**REQUIREMENT**:
Looking at the entries underneath, work out how many lines contain "without". Write only that number.

:::::

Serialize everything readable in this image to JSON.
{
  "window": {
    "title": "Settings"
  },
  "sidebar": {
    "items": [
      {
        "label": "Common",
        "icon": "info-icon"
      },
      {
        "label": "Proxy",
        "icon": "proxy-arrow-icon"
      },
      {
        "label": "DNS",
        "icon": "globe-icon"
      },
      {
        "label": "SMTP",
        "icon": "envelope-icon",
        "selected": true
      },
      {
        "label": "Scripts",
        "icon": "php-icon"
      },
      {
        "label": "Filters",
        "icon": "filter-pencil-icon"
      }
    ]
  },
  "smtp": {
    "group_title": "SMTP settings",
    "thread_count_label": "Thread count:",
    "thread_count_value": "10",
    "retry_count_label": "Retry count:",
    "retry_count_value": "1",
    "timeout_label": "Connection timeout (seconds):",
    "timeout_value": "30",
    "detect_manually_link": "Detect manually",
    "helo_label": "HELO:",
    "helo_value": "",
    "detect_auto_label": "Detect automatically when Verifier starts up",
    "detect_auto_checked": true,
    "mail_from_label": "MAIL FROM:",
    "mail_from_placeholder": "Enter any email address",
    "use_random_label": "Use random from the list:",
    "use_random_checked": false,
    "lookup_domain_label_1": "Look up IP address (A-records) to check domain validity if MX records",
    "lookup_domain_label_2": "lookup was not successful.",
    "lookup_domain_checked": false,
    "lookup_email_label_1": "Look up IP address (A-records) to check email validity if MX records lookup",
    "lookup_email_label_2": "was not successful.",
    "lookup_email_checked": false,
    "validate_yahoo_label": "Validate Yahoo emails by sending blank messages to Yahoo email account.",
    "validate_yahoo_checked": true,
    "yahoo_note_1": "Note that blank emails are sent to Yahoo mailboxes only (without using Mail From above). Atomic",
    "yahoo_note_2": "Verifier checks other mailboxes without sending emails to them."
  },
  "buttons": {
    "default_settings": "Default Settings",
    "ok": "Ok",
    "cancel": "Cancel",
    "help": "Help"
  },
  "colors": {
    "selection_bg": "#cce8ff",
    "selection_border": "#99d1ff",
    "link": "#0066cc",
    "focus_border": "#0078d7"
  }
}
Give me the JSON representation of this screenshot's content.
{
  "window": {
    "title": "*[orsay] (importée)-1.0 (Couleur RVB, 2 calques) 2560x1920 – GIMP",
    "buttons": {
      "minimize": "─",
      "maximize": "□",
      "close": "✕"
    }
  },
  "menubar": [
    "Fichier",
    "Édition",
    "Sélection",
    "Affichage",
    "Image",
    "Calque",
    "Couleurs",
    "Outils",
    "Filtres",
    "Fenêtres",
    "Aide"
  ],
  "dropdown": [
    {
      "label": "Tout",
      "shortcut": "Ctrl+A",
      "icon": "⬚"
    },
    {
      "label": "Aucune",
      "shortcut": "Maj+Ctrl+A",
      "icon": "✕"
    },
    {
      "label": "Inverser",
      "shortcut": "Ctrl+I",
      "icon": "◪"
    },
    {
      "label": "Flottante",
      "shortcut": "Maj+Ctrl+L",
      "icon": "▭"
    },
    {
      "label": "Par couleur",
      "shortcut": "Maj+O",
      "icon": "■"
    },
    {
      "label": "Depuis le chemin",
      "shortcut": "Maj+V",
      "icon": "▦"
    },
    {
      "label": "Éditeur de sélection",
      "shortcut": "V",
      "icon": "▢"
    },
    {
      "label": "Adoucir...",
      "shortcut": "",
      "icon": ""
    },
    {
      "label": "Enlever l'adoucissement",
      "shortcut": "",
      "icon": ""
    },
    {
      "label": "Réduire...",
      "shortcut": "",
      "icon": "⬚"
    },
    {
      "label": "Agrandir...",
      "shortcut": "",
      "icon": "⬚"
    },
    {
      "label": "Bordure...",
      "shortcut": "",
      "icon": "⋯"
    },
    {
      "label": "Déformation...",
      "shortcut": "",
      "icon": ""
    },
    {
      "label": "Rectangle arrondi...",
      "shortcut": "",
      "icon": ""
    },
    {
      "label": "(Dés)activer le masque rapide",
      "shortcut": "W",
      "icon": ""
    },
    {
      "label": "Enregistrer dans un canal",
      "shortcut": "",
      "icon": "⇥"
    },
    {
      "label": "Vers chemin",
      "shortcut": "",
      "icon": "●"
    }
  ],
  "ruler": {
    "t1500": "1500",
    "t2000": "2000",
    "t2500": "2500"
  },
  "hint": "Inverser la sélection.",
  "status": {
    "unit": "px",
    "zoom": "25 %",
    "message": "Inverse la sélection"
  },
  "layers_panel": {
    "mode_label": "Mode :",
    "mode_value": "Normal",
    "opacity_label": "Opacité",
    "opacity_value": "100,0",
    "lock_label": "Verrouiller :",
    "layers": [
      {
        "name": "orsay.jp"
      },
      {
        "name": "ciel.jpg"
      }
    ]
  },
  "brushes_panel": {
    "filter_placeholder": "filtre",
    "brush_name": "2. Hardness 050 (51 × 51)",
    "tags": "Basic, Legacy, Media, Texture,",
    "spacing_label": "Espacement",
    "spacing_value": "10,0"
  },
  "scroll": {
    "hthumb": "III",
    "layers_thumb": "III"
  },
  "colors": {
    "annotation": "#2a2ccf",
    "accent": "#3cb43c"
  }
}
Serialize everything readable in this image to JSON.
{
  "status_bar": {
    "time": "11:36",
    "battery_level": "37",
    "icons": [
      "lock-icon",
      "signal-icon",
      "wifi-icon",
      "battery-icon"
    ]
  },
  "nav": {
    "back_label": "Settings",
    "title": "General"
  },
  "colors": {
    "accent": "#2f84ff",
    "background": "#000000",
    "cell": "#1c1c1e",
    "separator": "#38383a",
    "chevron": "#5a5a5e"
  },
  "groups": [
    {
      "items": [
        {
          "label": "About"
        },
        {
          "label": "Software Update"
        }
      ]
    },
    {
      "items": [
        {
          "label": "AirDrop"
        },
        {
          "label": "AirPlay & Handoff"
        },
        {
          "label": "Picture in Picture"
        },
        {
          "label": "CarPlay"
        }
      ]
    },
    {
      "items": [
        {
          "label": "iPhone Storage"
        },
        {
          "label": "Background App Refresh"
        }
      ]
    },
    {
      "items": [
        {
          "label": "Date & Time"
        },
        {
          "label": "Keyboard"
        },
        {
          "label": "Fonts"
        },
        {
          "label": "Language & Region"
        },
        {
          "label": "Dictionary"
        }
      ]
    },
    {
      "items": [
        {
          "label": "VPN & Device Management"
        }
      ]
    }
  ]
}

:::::

**OUTPUT FOR THIS TASK**:
2